7b Thus saith YHWH God of Israel, I anointed thee king over Israel, and I delivered thee out of the hand of Saul;
David is a type of the overcomer Christian. David fell and yet remained a ruler. Revelation 5:10 says that the overcomers are those who have been anointed to rule as kings on the earth. Therefore, if you are an aspiring overcomer and you have stumbled and fallen into great sin, do not despair! There is only one unpardonable sin and that is the blasphemy of the Holy Spirit. Many are puzzled and many are rocksolid wrong concerning what the blasphemy of the Holy Spirit is and why it is unpardonable?
The blasphemy is when we think that whatever sin we have committed—be it fornication, murder or whatever—the blasphemy is when we think that our sin is beyond God’s ability or willingness to forgive. That is a false accusation against God! It besmirches His Divine character. It makes Him out to be a vengeful ogre. That is blasphemy against His Holy Spirit. Our sin is then unpardonable because we think He cannot or will not forgive; and therefore we stubbornly refuse to confess it. If we won’t confess it, then it remains unpardonable? Do you understand that?
There is no sin so vile that God will not forgive. And if you’re saying: “Well, I don’t feel worthy to be forgiven.” Hey! You’re right about that. We are not worthy, but that is why salvation is such a marvelous
free gift. Or if you are saying: “But deep inside a strong part of me is still resisting repentance.” Well, don’t you think David was too? If that’s the case, here’s a suggestion: when in turmoil and strife in your conscience, and you know you’ve done wrong or are still doing wrong, but you are struggling with having a desire to do right, simply give up. Surrender to the Father.
Tell Him of your struggle and then tell Him that you are totally incapable of even desiring to be obedient continuously. And then, here’s the final key: just humbly ask Him to put that right desire in your heart. It sounds so simple, and it is, but it is one of those things that is so simple, that many of us have never thought of it. Simply ask Him to give you loathing for your sin and the desire to do right. The apostle Paul tells us that the stories in the Old Testament (like David and Bathsheba) are written there so that we can learn from them and not make the same mistakes they did.

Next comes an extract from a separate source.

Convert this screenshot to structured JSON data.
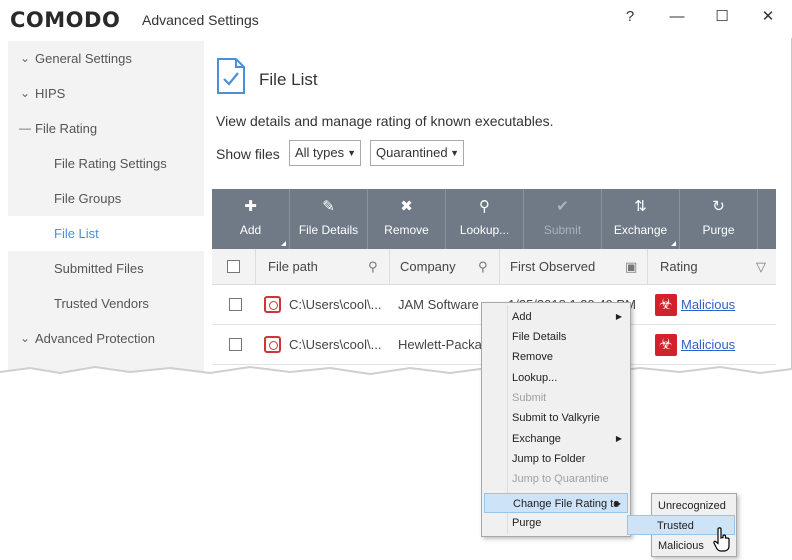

1 Corinthians 10: 11 Now all these things happened unto them for examples: and they are written for our admonition, upon whom the ends of the world [age] are come.
12 Wherefore let him that thinketh he standeth take heed lest he fall.
If such a great and towering believer such as David could fall so fast and so hard and so perilously, let all of us weaker Christians beg our Father that He would preserve us in our times of temptation. Because in the entire course of human history, only one man has been tempted like us all and He overcame in every instance. And by His sacrifice of Himself for our sins, and by His resurrection from the grave, Jesus the Christ has become the only immortal one who is always present as our helper in our times of temptation. May God store the truths of this teaching deep in your soul, and may He bring it to your remembrance when you are tempted like David and Bathsheba or in any other way. Amen.